I landed in London and ran across Heathrow through customs and various terminals and barely made my flight to Scotland. I arrived in Edinburgh by noon and went immediately to the BBC Scotland offices, just off the Royal Mile, to record an hourlong interview for their popular national Sunday show, "Sunday Morning with ..." One feature of their program is to play favorite songs of their guests. I requested songs by the Beatles, U2 and Joan Baez. So the show began with Baez's "Blessed Are..." and gave me a chance to talk about her passion for peace.

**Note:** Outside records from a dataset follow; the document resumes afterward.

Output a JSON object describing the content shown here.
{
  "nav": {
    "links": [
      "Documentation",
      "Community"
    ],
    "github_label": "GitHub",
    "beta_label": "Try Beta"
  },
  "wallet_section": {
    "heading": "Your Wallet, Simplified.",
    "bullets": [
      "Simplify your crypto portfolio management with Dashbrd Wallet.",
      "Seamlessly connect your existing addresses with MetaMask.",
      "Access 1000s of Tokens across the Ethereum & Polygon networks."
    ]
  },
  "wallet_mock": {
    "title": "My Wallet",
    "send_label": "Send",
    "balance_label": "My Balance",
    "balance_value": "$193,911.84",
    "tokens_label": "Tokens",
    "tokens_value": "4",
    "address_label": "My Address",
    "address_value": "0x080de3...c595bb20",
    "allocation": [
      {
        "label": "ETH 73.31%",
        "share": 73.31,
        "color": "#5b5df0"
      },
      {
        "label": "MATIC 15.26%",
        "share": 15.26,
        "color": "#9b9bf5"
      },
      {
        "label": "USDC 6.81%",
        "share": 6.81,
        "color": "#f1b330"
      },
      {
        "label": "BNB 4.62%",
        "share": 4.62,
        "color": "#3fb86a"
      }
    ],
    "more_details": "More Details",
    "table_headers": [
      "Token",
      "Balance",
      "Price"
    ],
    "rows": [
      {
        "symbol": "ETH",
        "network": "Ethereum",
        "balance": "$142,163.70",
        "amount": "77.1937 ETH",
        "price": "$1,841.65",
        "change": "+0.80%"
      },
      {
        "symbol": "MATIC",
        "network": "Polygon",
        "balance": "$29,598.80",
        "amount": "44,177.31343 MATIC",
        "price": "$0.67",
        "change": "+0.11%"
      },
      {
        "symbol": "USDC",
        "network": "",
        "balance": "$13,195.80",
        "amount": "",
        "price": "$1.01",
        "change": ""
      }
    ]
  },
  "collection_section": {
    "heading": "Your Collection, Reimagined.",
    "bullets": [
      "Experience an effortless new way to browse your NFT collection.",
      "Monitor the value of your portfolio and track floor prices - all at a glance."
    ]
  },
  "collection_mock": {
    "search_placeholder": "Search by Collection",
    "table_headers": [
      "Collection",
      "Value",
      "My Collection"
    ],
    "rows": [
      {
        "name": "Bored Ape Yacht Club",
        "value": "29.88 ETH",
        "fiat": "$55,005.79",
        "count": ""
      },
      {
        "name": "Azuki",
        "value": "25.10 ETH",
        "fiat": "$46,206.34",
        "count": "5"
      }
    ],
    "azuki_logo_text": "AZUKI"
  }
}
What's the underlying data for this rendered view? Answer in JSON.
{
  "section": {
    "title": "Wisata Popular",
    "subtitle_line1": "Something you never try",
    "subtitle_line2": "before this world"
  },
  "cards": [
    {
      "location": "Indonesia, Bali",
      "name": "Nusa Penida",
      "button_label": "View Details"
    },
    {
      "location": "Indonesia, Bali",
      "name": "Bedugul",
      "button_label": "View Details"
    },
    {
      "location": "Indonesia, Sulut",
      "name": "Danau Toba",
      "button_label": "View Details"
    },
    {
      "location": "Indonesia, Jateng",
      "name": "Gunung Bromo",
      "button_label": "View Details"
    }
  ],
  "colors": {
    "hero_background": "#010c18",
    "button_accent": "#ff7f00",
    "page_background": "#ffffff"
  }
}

Later, I walked around Edinburgh, one of my favorite cities, and joined the Jesuits at the Sacred Heart Church community on Lauriston Street, just off the Grassmarket, for dinner. They spoke of the exciting election one year from now, when the Scots have the chance to vote for independence. I hope they will. Independence means the chance, too, to vote against the presence of British nuclear weapons and Trident submarines at Faslane naval base in Scotland.

Part of my reason for coming to Scotland is to encourage activists and church workers across the country to do what they can with this historic opportunity to get rid of nukes and send a signal to the world that the time has come to abolish nuclear weapons.

Tonight, I'm exhausted, but thrilled to be back in Edinburgh. I give thanks for the chance to return here, see friends and speak on the urgent need for disarmament and peace.

Thursday, Sept. 12: Glasgow

Jet lag! I was up early, so I set off for a morning walk on the cobblestoned streets of old Edinburgh. A cool, sunny day. I'm staying in the heart of the old city, just a few blocks from the towering mountain with the majestic castle on top. After a restful morning, I took a train west to Glasgow, where I was met by my friend Dermot Lamb, who organized my trip. Dermot is a longtime justice and peace activist who has worked for decades with SCIAF (Scottish Catholic International Aid Fund, the Catholic development agency in Scotland) and Justice and Peace Scotland, the main sponsors of my speaking tour. He took me to the Jesuit community at St. Aloysius' College, the large Jesuit elementary and high school in the heart of the city, where I will be staying and speaking.

Tonight, I spoke to a gathering of the Glasgow Catholic Worker at the Craighead Institute. I reflected on Dorothy Day's life, the vision of nonviolence, the witness of Jesus and the historic opportunities at hand. I was so moved by these good people, who do what they can to welcome the stranger, stand up for peace and live Dorothy's Gospel vision. They told me that the main problem in Scotland is apathy, indifference. Why care about the violent world when you live in a peaceful paradise? They struggle each day to break through indifference. The great struggle!

[Extract from National Catholic Reporter]